If I were to describe my time at Dana Point Yacht Club, my job interview would sum it up pretty thoroughly. I arrived 15 minutes early, and after answering an extensive list of soul-searching questions, was led down to the dock to coach practice as a practical application of my presumed teaching skills. As I sat shivering in the rickety 11ft coach boat that would soon be mine, the drizzle that had been following me all morning saw my hopeful smile, and decided to broaden into a soaking downpour. I shivered my way through four hours of practice, hoping that the sailors could hear my muted voice over the chattering of my teeth and shaking body. It was a cold day, but by the time we returned to the dock a few more sailors knew how to sail in a strait line, and I was wearing the kind of grin that only comes from a day on the water and coaching sailing. Or maybe I wasn’t grinning, I’ve been told I don’t do that very often.


My time coaching at DPYC was not a cold day on the water, but rather a downpour of opportunities that pushed me to be a better instructor, and perhaps a better person also. Perhaps. It was long hours of hard work - trying not to break the speed limit in my upgraded 17 ft whaler and desperately working to focus on my job while the sun rose and set against the painted cliffs of the harbor - this job really pushed me hard. But there was real work involved also. Mornings were spent writing the summer curriculum, before motoring to the ocean to drill basic racing techniques into the (less than full) minds of hopeful racers that I soon referred to as my team. Tired eyes and sunburnt faces returned to the office each night, with hours of planning and projects waiting to be finished - plenty to keep me busy on the weekend.


As I write, I am sitting at a desk that holds hours of scribbled notes and writers block, in an office that I may as well call my home, in a basement that over the course of the summer was chock full of jabbering campers (perpetually asking me questions while I tried to hide in the office during my lunch break), beneath a yacht club that towers over the harbor not just in stature but in promise. I am sitting here, ready to begin a new college life full of Physics and sailing, and I don’t want to leave. I never begin a job that I already have the skills to accomplish, and I certainly was not sure whether my time at DPYC would prove fruitful, or if I would be fired for incompetence during the first week. But as it turns out I made it through two seasons, and couldn’t have asked for a better job, employer (partner in arms), or racing team. Thanks a bunch. “

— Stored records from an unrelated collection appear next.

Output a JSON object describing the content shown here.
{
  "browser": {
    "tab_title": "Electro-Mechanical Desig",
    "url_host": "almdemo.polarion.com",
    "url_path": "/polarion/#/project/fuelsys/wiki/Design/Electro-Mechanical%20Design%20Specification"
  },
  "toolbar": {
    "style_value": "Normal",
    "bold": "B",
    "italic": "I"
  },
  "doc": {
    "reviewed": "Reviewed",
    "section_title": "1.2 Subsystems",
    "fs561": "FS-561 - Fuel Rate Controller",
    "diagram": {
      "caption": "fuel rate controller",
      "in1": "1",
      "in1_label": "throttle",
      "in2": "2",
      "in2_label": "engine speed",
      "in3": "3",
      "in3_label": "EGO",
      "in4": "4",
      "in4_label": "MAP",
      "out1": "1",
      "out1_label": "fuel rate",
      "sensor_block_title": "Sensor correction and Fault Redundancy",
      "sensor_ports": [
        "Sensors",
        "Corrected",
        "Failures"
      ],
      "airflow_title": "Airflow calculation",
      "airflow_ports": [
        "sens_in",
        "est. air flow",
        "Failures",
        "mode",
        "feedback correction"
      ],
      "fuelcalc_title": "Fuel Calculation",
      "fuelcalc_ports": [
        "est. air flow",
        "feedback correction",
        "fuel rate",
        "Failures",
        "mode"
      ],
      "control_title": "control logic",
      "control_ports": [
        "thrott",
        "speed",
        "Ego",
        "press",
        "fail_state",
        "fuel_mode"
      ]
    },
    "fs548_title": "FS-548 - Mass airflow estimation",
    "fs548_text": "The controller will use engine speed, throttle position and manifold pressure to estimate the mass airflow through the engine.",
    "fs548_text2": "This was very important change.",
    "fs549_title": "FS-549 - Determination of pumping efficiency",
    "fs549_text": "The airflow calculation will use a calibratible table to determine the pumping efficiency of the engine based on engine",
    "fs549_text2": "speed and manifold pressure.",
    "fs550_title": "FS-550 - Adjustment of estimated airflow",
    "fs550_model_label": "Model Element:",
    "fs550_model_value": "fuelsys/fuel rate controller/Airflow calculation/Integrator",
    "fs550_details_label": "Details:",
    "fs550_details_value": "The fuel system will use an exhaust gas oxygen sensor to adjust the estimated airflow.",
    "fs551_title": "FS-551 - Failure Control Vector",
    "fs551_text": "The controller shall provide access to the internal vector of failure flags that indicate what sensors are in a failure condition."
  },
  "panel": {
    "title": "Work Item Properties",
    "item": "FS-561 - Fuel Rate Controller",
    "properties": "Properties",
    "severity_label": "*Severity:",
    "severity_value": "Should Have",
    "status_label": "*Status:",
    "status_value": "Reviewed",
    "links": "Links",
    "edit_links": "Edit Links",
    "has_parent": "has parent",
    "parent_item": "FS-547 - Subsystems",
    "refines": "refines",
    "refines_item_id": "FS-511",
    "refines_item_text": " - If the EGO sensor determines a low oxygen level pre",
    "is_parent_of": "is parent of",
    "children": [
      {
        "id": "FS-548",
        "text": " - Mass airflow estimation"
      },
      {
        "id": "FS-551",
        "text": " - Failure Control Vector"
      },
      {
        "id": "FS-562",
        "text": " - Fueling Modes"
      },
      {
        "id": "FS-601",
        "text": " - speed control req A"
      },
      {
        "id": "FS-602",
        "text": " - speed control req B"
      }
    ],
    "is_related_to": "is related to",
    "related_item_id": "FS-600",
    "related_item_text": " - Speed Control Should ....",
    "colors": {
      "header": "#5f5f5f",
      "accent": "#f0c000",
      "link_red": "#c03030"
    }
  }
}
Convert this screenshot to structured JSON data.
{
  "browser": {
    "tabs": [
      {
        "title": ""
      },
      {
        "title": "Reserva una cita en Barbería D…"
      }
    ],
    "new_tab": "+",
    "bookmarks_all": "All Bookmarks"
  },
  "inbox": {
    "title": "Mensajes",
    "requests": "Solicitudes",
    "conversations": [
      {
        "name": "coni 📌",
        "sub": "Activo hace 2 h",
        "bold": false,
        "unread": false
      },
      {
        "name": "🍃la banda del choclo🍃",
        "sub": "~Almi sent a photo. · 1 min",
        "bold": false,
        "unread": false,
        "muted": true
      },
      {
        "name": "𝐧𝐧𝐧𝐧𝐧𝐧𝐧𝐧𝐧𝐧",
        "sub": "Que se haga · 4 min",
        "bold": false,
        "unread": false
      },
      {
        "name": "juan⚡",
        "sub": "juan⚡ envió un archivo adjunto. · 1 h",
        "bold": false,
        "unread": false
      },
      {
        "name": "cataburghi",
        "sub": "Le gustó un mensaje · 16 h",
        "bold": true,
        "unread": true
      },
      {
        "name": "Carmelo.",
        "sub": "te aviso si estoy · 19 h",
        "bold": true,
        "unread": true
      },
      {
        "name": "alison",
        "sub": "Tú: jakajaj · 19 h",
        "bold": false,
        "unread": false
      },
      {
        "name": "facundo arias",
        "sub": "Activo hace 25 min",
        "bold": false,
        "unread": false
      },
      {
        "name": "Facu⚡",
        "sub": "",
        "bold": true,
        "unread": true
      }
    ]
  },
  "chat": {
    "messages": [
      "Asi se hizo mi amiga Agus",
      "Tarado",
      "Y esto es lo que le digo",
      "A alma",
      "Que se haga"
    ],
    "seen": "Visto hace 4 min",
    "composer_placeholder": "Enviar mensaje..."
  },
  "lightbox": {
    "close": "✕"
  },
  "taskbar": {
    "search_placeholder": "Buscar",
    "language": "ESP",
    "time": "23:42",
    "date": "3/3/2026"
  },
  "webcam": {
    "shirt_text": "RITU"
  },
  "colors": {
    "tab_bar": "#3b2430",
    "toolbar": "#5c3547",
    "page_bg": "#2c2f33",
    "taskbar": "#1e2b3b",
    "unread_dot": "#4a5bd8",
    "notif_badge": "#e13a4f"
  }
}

The Assistant Head Coach position has been filled by Community Sailing of Colorado’s Peter Albertson. Peter is a 26 year old professional windsurfer and competitive skier from Minnesota and has spent the last three years making CSC a more competent and more fun program than it’s ever been. He arrives on October 1st, and we can’t wait!

Contact & Info
Anthony Capri
Sailing Director
Dana Point Yacht Club
(631) 902-0416

Junior Flag Officers

Commodore, Riley Lenthall
Vice Commodore, Hunter Laws
Fleet Captain, Hannah Carter
Port Captain, Colin Sekerka
Secretary, Audrey Whitney-Miller
Social Director, Sophia Whitney-Miller
Junior Yachtsman of the Year
The Junior Yachtsman of the Year was started in 2014 in order to recognize the junior sailor who embodies the Corinthian spirit both on and off of the water.
This year's Junior Yachtsman of the Year is
Carsen Lenthall